Goal of the exercise: Please repeat the data shown below, word for word.

··· Materials provided

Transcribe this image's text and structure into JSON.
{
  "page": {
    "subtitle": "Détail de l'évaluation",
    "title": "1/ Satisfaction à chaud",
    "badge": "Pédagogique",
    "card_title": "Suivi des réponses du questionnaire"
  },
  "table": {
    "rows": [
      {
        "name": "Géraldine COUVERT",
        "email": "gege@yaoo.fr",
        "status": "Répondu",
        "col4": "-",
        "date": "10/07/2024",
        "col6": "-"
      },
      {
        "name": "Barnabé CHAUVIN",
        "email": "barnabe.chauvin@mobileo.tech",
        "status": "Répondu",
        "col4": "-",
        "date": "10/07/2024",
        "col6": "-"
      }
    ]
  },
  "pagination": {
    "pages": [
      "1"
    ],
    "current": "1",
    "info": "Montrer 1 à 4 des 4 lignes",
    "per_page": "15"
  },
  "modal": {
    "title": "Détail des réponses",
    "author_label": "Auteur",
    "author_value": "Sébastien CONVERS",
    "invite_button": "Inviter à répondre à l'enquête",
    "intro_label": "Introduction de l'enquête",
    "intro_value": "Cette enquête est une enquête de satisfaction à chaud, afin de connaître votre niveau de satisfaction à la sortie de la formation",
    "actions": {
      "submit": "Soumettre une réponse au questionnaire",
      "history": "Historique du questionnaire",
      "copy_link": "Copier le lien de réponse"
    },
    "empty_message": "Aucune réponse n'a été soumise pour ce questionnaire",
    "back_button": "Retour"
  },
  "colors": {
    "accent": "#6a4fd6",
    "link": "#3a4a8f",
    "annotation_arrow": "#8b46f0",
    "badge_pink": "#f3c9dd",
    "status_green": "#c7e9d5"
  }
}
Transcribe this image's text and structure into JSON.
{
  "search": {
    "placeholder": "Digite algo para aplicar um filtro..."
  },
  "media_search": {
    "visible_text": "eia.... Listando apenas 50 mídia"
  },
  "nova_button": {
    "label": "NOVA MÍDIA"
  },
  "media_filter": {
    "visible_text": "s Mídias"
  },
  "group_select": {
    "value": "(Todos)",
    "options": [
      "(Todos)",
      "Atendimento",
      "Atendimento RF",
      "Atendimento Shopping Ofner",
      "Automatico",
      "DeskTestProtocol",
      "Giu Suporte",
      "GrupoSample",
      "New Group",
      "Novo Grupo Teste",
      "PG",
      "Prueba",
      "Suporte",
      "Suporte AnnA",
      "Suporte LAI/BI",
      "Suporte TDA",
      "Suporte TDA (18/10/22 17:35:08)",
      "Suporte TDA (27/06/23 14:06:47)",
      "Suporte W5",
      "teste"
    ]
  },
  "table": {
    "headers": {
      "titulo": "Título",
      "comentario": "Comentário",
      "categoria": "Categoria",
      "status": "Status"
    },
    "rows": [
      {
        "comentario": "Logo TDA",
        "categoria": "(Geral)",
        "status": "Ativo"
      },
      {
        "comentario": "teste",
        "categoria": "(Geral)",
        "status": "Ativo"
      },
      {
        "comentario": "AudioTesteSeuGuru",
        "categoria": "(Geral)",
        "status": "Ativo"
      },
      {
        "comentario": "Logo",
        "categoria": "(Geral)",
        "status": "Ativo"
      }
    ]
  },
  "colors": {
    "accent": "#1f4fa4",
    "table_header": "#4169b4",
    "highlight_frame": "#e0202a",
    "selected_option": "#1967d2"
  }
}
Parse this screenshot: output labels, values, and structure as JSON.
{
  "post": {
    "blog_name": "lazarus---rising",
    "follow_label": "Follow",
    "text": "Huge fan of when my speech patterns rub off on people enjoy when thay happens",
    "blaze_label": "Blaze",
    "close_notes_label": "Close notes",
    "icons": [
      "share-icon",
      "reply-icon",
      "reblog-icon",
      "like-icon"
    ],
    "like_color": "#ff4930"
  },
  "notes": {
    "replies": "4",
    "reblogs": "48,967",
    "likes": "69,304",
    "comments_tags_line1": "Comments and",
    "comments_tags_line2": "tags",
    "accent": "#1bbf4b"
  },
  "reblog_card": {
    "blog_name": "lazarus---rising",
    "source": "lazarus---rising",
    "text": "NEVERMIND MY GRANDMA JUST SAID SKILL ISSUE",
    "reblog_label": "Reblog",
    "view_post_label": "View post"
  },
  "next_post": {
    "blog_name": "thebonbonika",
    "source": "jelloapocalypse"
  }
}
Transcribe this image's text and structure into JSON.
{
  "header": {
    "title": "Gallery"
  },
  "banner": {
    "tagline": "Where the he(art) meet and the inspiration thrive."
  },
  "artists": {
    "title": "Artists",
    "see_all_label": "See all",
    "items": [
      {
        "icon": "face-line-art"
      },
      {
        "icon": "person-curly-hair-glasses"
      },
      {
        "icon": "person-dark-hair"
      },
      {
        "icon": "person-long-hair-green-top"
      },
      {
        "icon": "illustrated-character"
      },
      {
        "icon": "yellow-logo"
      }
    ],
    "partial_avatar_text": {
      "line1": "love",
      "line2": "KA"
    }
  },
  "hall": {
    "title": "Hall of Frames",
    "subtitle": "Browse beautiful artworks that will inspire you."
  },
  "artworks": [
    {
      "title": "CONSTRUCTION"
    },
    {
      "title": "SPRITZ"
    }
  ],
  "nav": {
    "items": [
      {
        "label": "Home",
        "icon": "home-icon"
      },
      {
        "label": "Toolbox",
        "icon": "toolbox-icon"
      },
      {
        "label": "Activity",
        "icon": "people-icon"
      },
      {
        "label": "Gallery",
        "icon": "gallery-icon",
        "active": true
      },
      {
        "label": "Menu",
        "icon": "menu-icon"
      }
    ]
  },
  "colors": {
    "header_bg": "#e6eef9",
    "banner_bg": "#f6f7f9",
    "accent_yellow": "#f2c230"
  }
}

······

Response:
Transcribe this image's text and structure into JSON.
{
  "page": {
    "subtitle": "Détail de l'évaluation",
    "title": "1/ Satisfaction à chaud",
    "badge": "Pédagogique",
    "card_title": "Suivi des réponses du questionnaire"
  },
  "table": {
    "rows": [
      {
        "name": "Géraldine COUVERT",
        "email": "gege@yaoo.fr",
        "status": "Répondu",
        "col4": "-",
        "date": "10/07/2024",
        "col6": "-"
      },
      {
        "name": "Barnabé CHAUVIN",
        "email": "barnabe.chauvin@mobileo.tech",
        "status": "Répondu",
        "col4": "-",
        "date": "10/07/2024",
        "col6": "-"
      }
    ]
  },
  "pagination": {
    "pages": [
      "1"
    ],
    "current": "1",
    "info": "Montrer 1 à 4 des 4 lignes",
    "per_page": "15"
  },
  "modal": {
    "title": "Détail des réponses",
    "author_label": "Auteur",
    "author_value": "Sébastien CONVERS",
    "invite_button": "Inviter à répondre à l'enquête",
    "intro_label": "Introduction de l'enquête",
    "intro_value": "Cette enquête est une enquête de satisfaction à chaud, afin de connaître votre niveau de satisfaction à la sortie de la formation",
    "actions": {
      "submit": "Soumettre une réponse au questionnaire",
      "history": "Historique du questionnaire",
      "copy_link": "Copier le lien de réponse"
    },
    "empty_message": "Aucune réponse n'a été soumise pour ce questionnaire",
    "back_button": "Retour"
  },
  "colors": {
    "accent": "#6a4fd6",
    "link": "#3a4a8f",
    "annotation_arrow": "#8b46f0",
    "badge_pink": "#f3c9dd",
    "status_green": "#c7e9d5"
  }
}
Transcribe this image's text and structure into JSON.
{
  "search": {
    "placeholder": "Digite algo para aplicar um filtro..."
  },
  "media_search": {
    "visible_text": "eia.... Listando apenas 50 mídia"
  },
  "nova_button": {
    "label": "NOVA MÍDIA"
  },
  "media_filter": {
    "visible_text": "s Mídias"
  },
  "group_select": {
    "value": "(Todos)",
    "options": [
      "(Todos)",
      "Atendimento",
      "Atendimento RF",
      "Atendimento Shopping Ofner",
      "Automatico",
      "DeskTestProtocol",
      "Giu Suporte",
      "GrupoSample",
      "New Group",
      "Novo Grupo Teste",
      "PG",
      "Prueba",
      "Suporte",
      "Suporte AnnA",
      "Suporte LAI/BI",
      "Suporte TDA",
      "Suporte TDA (18/10/22 17:35:08)",
      "Suporte TDA (27/06/23 14:06:47)",
      "Suporte W5",
      "teste"
    ]
  },
  "table": {
    "headers": {
      "titulo": "Título",
      "comentario": "Comentário",
      "categoria": "Categoria",
      "status": "Status"
    },
    "rows": [
      {
        "comentario": "Logo TDA",
        "categoria": "(Geral)",
        "status": "Ativo"
      },
      {
        "comentario": "teste",
        "categoria": "(Geral)",
        "status": "Ativo"
      },
      {
        "comentario": "AudioTesteSeuGuru",
        "categoria": "(Geral)",
        "status": "Ativo"
      },
      {
        "comentario": "Logo",
        "categoria": "(Geral)",
        "status": "Ativo"
      }
    ]
  },
  "colors": {
    "accent": "#1f4fa4",
    "table_header": "#4169b4",
    "highlight_frame": "#e0202a",
    "selected_option": "#1967d2"
  }
}
Parse this screenshot: output labels, values, and structure as JSON.
{
  "post": {
    "blog_name": "lazarus---rising",
    "follow_label": "Follow",
    "text": "Huge fan of when my speech patterns rub off on people enjoy when thay happens",
    "blaze_label": "Blaze",
    "close_notes_label": "Close notes",
    "icons": [
      "share-icon",
      "reply-icon",
      "reblog-icon",
      "like-icon"
    ],
    "like_color": "#ff4930"
  },
  "notes": {
    "replies": "4",
    "reblogs": "48,967",
    "likes": "69,304",
    "comments_tags_line1": "Comments and",
    "comments_tags_line2": "tags",
    "accent": "#1bbf4b"
  },
  "reblog_card": {
    "blog_name": "lazarus---rising",
    "source": "lazarus---rising",
    "text": "NEVERMIND MY GRANDMA JUST SAID SKILL ISSUE",
    "reblog_label": "Reblog",
    "view_post_label": "View post"
  },
  "next_post": {
    "blog_name": "thebonbonika",
    "source": "jelloapocalypse"
  }
}
Transcribe this image's text and structure into JSON.
{
  "header": {
    "title": "Gallery"
  },
  "banner": {
    "tagline": "Where the he(art) meet and the inspiration thrive."
  },
  "artists": {
    "title": "Artists",
    "see_all_label": "See all",
    "items": [
      {
        "icon": "face-line-art"
      },
      {
        "icon": "person-curly-hair-glasses"
      },
      {
        "icon": "person-dark-hair"
      },
      {
        "icon": "person-long-hair-green-top"
      },
      {
        "icon": "illustrated-character"
      },
      {
        "icon": "yellow-logo"
      }
    ],
    "partial_avatar_text": {
      "line1": "love",
      "line2": "KA"
    }
  },
  "hall": {
    "title": "Hall of Frames",
    "subtitle": "Browse beautiful artworks that will inspire you."
  },
  "artworks": [
    {
      "title": "CONSTRUCTION"
    },
    {
      "title": "SPRITZ"
    }
  ],
  "nav": {
    "items": [
      {
        "label": "Home",
        "icon": "home-icon"
      },
      {
        "label": "Toolbox",
        "icon": "toolbox-icon"
      },
      {
        "label": "Activity",
        "icon": "people-icon"
      },
      {
        "label": "Gallery",
        "icon": "gallery-icon",
        "active": true
      },
      {
        "label": "Menu",
        "icon": "menu-icon"
      }
    ]
  },
  "colors": {
    "header_bg": "#e6eef9",
    "banner_bg": "#f6f7f9",
    "accent_yellow": "#f2c230"
  }
}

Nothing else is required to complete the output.